“By increasing his taxable income at Christmas in this way, it can become tax efficient for him to contribute more to his RRSP. This is not currently the case due to the lower level of taxable income.”

As for Marthe’s and Noël’s TFSAs, which remain empty with nearly $160,000 in total contributions available, Julie Tremblay finds there is no priority there “as long as the couple focus their savings efforts on RRSPs, which are useful for reducing the spouses’ taxable income.

In the meantime, advise the master.I Tremblay, Marthe, and Noël will have an interest in keeping their family home, “because it is equivalent to a ‘TFSA,’ in which the amount of profit from its eventual resale will be exempt from tax.”

Hence his latest suggestion to Marthe and Noël to reconsider their plan to resell the family home in order to move into an enlarged, renovated flat in the rental building.

“There are many financial and financial elements that must be carefully considered before implementing such a project, without neglecting the risks of impacts on the style and quality of family life afterwards,” warns Julie Tremblay.

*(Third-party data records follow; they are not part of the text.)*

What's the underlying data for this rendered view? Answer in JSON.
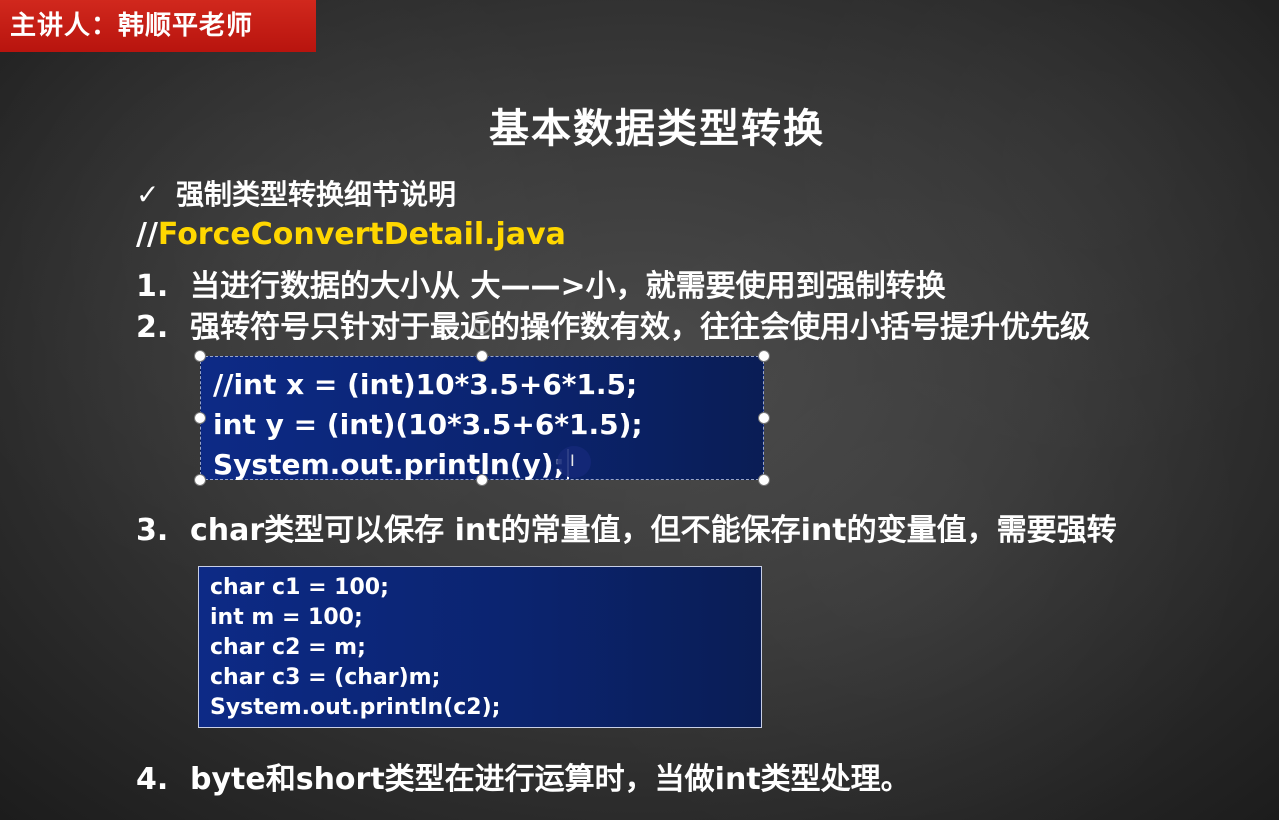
{
  "presenter_label": "主讲人：韩顺平老师",
  "title": "基本数据类型转换",
  "subheading": {
    "check": "✓",
    "text": "强制类型转换细节说明"
  },
  "filename": {
    "slashes": "//",
    "name": "ForceConvertDetail.java"
  },
  "points": [
    {
      "num": "1.",
      "text": "当进行数据的大小从 大——>小，就需要使用到强制转换"
    },
    {
      "num": "2.",
      "text": "强转符号只针对于最近的操作数有效，往往会使用小括号提升优先级"
    },
    {
      "num": "3.",
      "text": "char类型可以保存 int的常量值，但不能保存int的变量值，需要强转"
    },
    {
      "num": "4.",
      "text": "byte和short类型在进行运算时，当做int类型处理。"
    }
  ],
  "code_block_1": [
    "//int x = (int)10*3.5+6*1.5;",
    "int y = (int)(10*3.5+6*1.5);",
    "System.out.println(y);"
  ],
  "code_block_2": [
    "char c1 = 100;",
    "int m = 100;",
    "char c2 = m;",
    "char c3 = (char)m;",
    "System.out.println(c2);"
  ],
  "icons": {
    "cursor": "text-cursor-icon",
    "ibeam": "ibeam-pointer-icon",
    "check": "checkmark-icon"
  },
  "colors": {
    "presenter_bg": "#c81d15",
    "filename_accent": "#ffd700",
    "code_bg": "#0b2470"
  },
  "cursor_glyph": "I"
}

“Among other things, the transition from an invested owner to a resident owner of a rental property involves numerous changes in taxes on income and gains in the value of the building. There is also a risk of legal complications with two of the four tenants being evicted on the basis of repossession of their residences for the personal use of the owners and residents newcomers.”

* Although the case described in this section is real, the first names used are fictitious.

Are you planning a project that requires wise use of your money? Do you have financial problems?